• [What is expected] Any picture in the data below should be skipped, while every line is repeated exactly.

====== Exercise materials

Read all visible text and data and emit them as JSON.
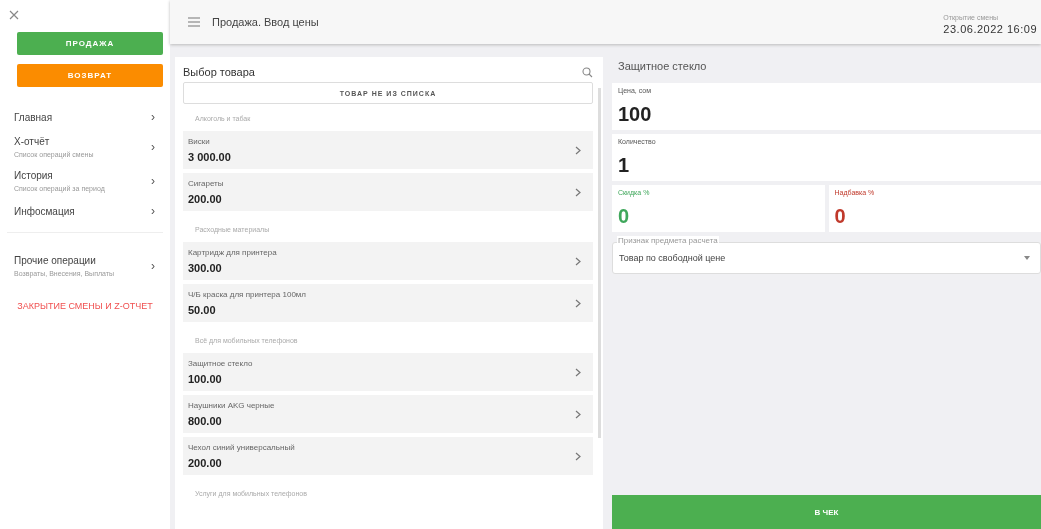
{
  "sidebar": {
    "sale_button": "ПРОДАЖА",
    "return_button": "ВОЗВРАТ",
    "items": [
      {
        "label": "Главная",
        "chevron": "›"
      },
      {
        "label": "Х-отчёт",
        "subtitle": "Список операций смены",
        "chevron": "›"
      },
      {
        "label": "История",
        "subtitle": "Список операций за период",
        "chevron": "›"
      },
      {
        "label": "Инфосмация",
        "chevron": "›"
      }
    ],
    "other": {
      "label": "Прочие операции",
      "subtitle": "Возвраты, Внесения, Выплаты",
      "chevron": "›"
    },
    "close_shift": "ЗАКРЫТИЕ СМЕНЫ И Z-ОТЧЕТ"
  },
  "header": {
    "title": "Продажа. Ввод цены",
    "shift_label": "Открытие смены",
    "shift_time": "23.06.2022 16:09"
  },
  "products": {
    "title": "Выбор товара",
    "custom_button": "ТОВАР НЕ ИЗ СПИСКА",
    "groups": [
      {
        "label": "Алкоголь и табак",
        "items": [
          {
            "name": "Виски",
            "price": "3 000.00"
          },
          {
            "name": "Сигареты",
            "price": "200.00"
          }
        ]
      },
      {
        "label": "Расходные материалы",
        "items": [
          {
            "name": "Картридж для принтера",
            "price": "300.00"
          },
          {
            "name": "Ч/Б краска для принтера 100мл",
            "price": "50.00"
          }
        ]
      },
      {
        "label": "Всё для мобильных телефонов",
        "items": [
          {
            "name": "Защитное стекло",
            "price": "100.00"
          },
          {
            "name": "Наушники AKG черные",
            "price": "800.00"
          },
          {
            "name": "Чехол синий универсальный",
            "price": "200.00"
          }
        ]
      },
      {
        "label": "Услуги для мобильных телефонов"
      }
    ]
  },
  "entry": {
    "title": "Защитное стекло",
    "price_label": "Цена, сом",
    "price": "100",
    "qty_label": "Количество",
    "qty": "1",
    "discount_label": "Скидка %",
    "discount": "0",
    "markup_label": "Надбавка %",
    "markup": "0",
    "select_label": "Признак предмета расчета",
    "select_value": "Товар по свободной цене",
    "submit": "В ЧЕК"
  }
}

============

• [Expected answer]
Read all visible text and data and emit them as JSON.
{
  "sidebar": {
    "sale_button": "ПРОДАЖА",
    "return_button": "ВОЗВРАТ",
    "items": [
      {
        "label": "Главная",
        "chevron": "›"
      },
      {
        "label": "Х-отчёт",
        "subtitle": "Список операций смены",
        "chevron": "›"
      },
      {
        "label": "История",
        "subtitle": "Список операций за период",
        "chevron": "›"
      },
      {
        "label": "Инфосмация",
        "chevron": "›"
      }
    ],
    "other": {
      "label": "Прочие операции",
      "subtitle": "Возвраты, Внесения, Выплаты",
      "chevron": "›"
    },
    "close_shift": "ЗАКРЫТИЕ СМЕНЫ И Z-ОТЧЕТ"
  },
  "header": {
    "title": "Продажа. Ввод цены",
    "shift_label": "Открытие смены",
    "shift_time": "23.06.2022 16:09"
  },
  "products": {
    "title": "Выбор товара",
    "custom_button": "ТОВАР НЕ ИЗ СПИСКА",
    "groups": [
      {
        "label": "Алкоголь и табак",
        "items": [
          {
            "name": "Виски",
            "price": "3 000.00"
          },
          {
            "name": "Сигареты",
            "price": "200.00"
          }
        ]
      },
      {
        "label": "Расходные материалы",
        "items": [
          {
            "name": "Картридж для принтера",
            "price": "300.00"
          },
          {
            "name": "Ч/Б краска для принтера 100мл",
            "price": "50.00"
          }
        ]
      },
      {
        "label": "Всё для мобильных телефонов",
        "items": [
          {
            "name": "Защитное стекло",
            "price": "100.00"
          },
          {
            "name": "Наушники AKG черные",
            "price": "800.00"
          },
          {
            "name": "Чехол синий универсальный",
            "price": "200.00"
          }
        ]
      },
      {
        "label": "Услуги для мобильных телефонов"
      }
    ]
  },
  "entry": {
    "title": "Защитное стекло",
    "price_label": "Цена, сом",
    "price": "100",
    "qty_label": "Количество",
    "qty": "1",
    "discount_label": "Скидка %",
    "discount": "0",
    "markup_label": "Надбавка %",
    "markup": "0",
    "select_label": "Признак предмета расчета",
    "select_value": "Товар по свободной цене",
    "submit": "В ЧЕК"
  }
}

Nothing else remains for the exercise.